+++ EXERCISE INPUT +++

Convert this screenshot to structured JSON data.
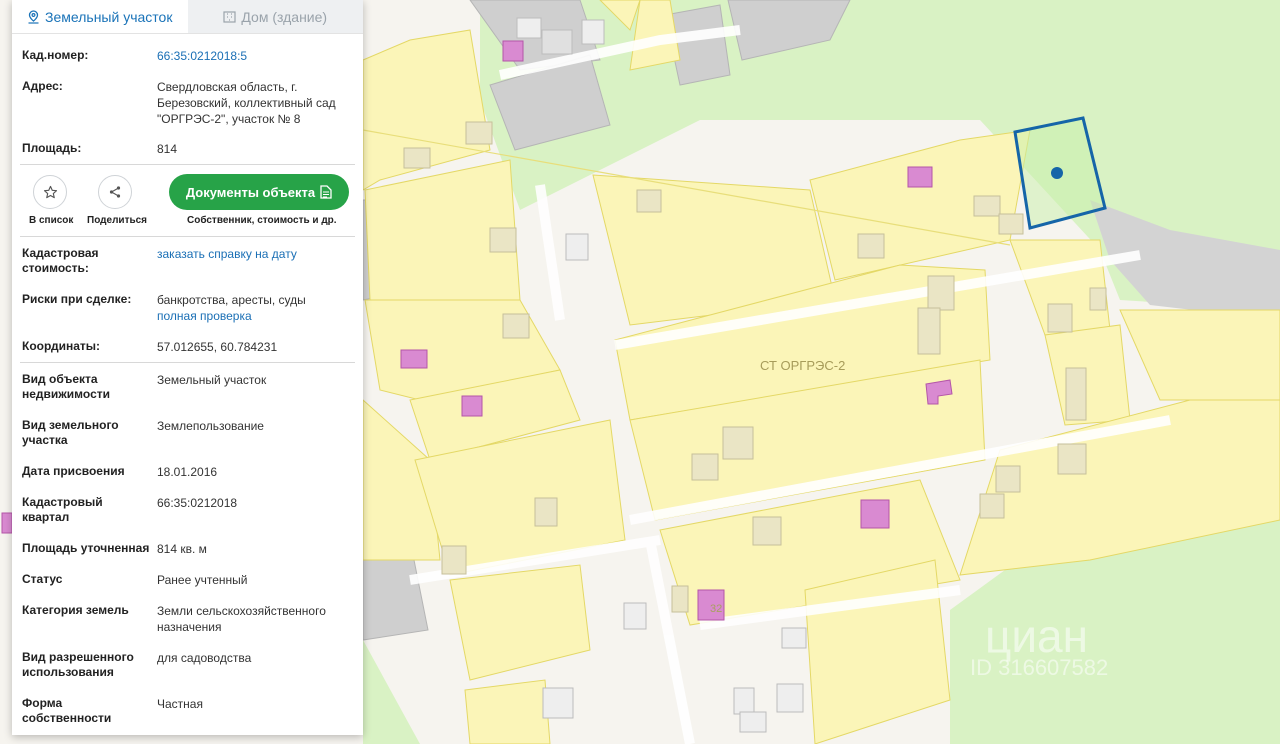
{
  "tabs": {
    "land": "Земельный участок",
    "house": "Дом (здание)"
  },
  "info": {
    "cad_label": "Кад.номер:",
    "cad_value": "66:35:0212018:5",
    "address_label": "Адрес:",
    "address_value": "Свердловская область, г. Березовский, коллективный сад \"ОРГРЭС-2\", участок № 8",
    "area_label": "Площадь:",
    "area_value": "814"
  },
  "actions": {
    "list_label": "В список",
    "share_label": "Поделиться",
    "docs_label": "Документы объекта",
    "docs_sub": "Собственник, стоимость и др."
  },
  "details": {
    "cost_label": "Кадастровая стоимость:",
    "cost_value": "заказать справку на дату",
    "risk_label": "Риски при сделке:",
    "risk_value": "банкротства, аресты, суды",
    "risk_link": "полная проверка",
    "coord_label": "Координаты:",
    "coord_value": "57.012655, 60.784231"
  },
  "props": [
    {
      "label": "Вид объекта недвижимости",
      "value": "Земельный участок"
    },
    {
      "label": "Вид земельного участка",
      "value": "Землепользование"
    },
    {
      "label": "Дата присвоения",
      "value": "18.01.2016"
    },
    {
      "label": "Кадастровый квартал",
      "value": "66:35:0212018"
    },
    {
      "label": "Площадь уточненная",
      "value": "814 кв. м"
    },
    {
      "label": "Статус",
      "value": "Ранее учтенный"
    },
    {
      "label": "Категория земель",
      "value": "Земли сельскохозяйственного назначения"
    },
    {
      "label": "Вид разрешенного использования",
      "value": "для садоводства"
    },
    {
      "label": "Форма собственности",
      "value": "Частная"
    }
  ],
  "map": {
    "area_label": "СТ ОРГРЭС-2",
    "plot_number": "32",
    "watermark": "циан",
    "watermark_id": "ID 316607582",
    "colors": {
      "parcel_fill": "#fbf5b8",
      "parcel_stroke": "#e4d866",
      "green": "#d9f2c4",
      "selected": "#1565a8",
      "marker": "#1565a8"
    }
  }
}
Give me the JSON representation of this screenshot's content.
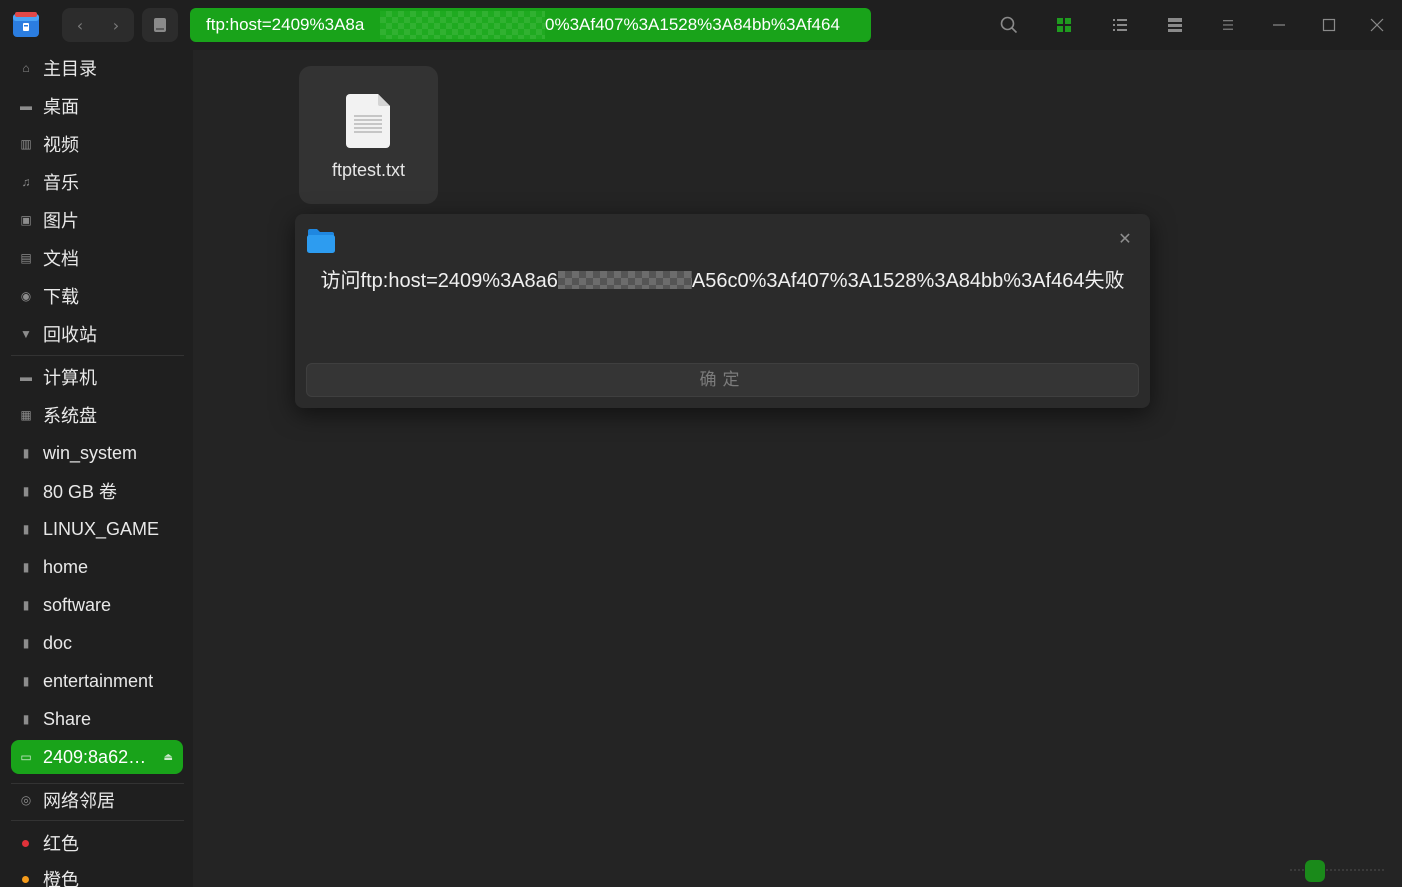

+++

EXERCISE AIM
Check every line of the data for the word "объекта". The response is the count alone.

ANSWER TO THE EXERCISE
2